**SOURCE MATERIAL:**
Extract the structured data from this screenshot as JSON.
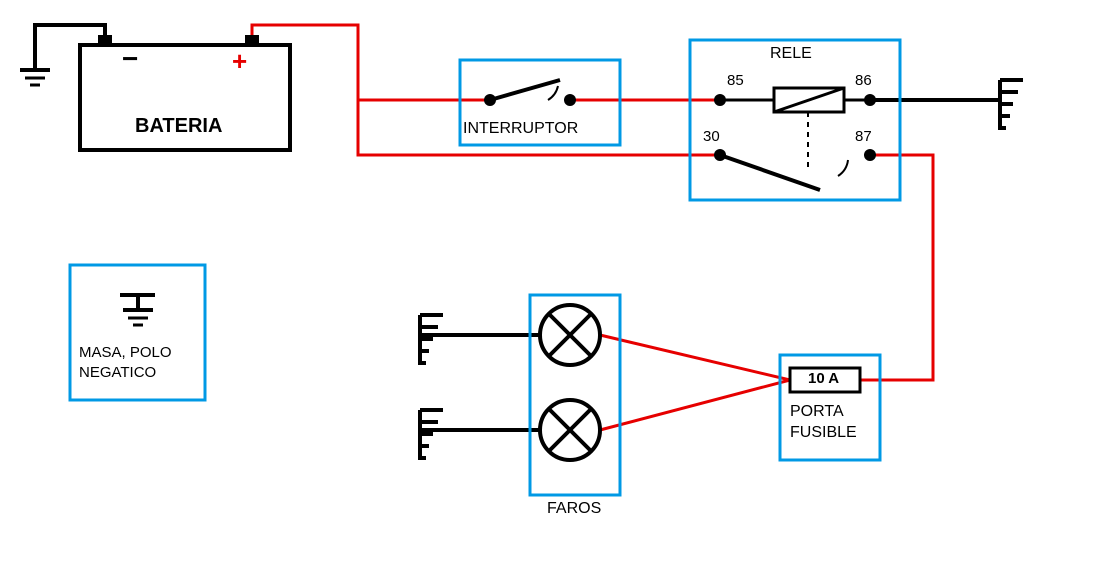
{
  "components": {
    "battery_label": "BATERIA",
    "switch_label": "INTERRUPTOR",
    "relay_label": "RELE",
    "relay_pin_85": "85",
    "relay_pin_86": "86",
    "relay_pin_30": "30",
    "relay_pin_87": "87",
    "ground_legend_label": "MASA, POLO\nNEGATICO",
    "faros_label": "FAROS",
    "fuse_value": "10 A",
    "fuse_label": "PORTA\nFUSIBLE"
  },
  "colors": {
    "blue": "#0099e5",
    "red": "#e60000",
    "black": "#000000"
  },
  "wiring": {
    "positive": "red (from battery +)",
    "negative": "black (chassis ground)"
  }
}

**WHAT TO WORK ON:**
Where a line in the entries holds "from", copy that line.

**SOLUTION TO THIS EXERCISE:**
Extract the structured data from this screenshot as JSON.
    "positive": "red (from battery +)",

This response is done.